The CIA’s predictions for India and Pakistan cannot simultaneously come true
It does not take a great deal of intelligence to predict scenarios where India catches up with China and these two Asian giant become major players in the twenty-first century economy. It also does not take a great deal of intelligence to paint a picture where Pakistan ends up as a failed state. While headline writers around the world, not least in India, have become rather excited by the CIA’s pronouncements, it is important to remember that it is the American foreign policy and national security establishment that is the primary audience of these reports.
Beware of the soothsayer too
The CIA’s national intelligence estimates provide some plausible scenarios for American policy makers to chew on and prepare for. They also have other, perhaps unintentional, effects. Convincing Indians about the likelihood of their future glory is likely to lull them into complacency; telling the Pakistanis that they will end up a failed state will likely get (at least some of) them to get their act together, besides educating Americans of the importance of American aid in forestalling this eventuality.
India must not get carried away by rosy scenarios such as those painted by Goldman Sachs or the CIA. To borrow another cricketing analogy, it cannot take its eye off the ball. Attaining and sustaining growth rates of about 7-10% is difficult if complacency sets in; it makes sense not to believe such things as fate, destiny and the glossy prospectus.
Successful in failing to fail
Every generation in India has believed that Pakistan is either failing or will fail in due course — in the 1950s because the two-nation theory was not accepted, in the 1970s because the two-nation theory spectacularly failed, and in the 1990s and the 2000s because its misguided policies finally cought up with it. In spite of all its internal contradictions, Pakistan has survived as an entity, an idea and a nation for half a century. There is reason to believe that the possibility of a state failure in Pakistan may remain exactly that — a possibility. And this is not necessarily bad for India, for state failure in Pakistan will rudely interfere with India’s own growth trajectory. India cannot be a global economy if Pakistan, a highly-populated, impoverished, nuclear state next door, implodes.
We can’t live like this
But, contrary to the Bush administration’s belief, the possibility of an implosion in Pakistan is very much real as long as its army retains control. There any so many rifts and divides in Pakistan that a fundamentally hamfisted dictatorship cannot heal or reconcile.

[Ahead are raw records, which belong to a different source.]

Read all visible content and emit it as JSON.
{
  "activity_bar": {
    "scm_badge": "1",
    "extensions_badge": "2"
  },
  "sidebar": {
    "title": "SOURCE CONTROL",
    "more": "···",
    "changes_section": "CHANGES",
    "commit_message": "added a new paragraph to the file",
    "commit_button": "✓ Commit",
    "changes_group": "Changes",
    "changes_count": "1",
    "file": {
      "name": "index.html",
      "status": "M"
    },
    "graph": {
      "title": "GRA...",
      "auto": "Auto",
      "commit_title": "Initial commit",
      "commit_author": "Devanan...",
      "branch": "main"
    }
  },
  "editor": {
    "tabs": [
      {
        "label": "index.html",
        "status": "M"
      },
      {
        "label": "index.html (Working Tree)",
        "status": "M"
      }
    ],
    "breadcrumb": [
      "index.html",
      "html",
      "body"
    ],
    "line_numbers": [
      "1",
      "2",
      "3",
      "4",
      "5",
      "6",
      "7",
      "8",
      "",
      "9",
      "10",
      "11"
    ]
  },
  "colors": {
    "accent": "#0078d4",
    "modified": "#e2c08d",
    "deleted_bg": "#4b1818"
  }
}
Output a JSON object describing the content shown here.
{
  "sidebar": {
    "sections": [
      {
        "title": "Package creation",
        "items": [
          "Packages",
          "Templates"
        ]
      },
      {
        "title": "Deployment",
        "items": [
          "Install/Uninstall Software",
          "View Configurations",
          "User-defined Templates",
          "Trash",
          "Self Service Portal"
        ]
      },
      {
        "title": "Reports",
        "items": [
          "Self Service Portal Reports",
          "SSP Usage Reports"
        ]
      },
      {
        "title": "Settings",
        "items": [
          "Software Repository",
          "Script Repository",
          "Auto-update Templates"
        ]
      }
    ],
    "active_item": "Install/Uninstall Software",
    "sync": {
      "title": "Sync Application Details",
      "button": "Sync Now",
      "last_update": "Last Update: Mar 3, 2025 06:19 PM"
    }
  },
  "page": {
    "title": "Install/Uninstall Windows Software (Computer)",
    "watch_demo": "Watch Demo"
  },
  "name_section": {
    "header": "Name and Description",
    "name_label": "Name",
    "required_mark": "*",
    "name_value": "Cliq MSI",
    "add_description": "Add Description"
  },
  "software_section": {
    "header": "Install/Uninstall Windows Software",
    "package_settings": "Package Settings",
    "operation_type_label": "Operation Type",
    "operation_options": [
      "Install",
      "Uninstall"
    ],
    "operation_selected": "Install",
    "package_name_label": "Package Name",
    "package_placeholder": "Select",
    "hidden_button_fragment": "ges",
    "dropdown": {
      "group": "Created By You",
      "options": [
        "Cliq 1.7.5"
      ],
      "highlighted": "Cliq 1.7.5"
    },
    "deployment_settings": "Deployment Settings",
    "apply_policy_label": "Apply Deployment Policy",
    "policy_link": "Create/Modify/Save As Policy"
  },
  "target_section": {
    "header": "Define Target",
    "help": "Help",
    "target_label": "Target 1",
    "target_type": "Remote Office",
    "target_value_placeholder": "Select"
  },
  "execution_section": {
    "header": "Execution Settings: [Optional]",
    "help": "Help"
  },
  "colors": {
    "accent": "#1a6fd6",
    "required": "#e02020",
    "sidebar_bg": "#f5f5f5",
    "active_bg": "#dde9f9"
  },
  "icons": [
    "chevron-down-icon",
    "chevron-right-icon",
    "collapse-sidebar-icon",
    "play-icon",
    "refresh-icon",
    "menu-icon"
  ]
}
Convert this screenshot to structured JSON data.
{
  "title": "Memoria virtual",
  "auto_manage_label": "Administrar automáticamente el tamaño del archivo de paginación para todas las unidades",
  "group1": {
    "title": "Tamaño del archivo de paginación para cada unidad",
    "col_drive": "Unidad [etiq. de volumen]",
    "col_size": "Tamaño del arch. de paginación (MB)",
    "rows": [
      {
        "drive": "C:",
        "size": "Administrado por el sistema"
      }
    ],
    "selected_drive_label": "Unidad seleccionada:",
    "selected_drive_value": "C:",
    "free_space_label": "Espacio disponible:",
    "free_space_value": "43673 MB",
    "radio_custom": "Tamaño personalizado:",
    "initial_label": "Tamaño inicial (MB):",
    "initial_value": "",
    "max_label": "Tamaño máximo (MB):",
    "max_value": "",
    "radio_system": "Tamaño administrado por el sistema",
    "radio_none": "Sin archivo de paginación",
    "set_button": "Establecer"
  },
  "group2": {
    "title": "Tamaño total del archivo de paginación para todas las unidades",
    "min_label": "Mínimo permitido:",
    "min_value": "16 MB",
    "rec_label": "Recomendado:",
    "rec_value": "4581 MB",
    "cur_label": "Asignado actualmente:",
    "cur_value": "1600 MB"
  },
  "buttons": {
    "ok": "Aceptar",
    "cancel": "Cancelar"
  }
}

Pakistan needs national reconciliation and the steady, irreversible return of the army to its barracks.
Until that happens, Pakistan will remain the borderline about-to-fail state that we have become used to. Unfortunately, foreign policy in America and New Delhi is doing nothing to veer away from this unhappy path. If the current equations continue, India can, without doubt, continue to register healthy economic growth, but Pakistan will remain a Damocles’ sword hanging over its head.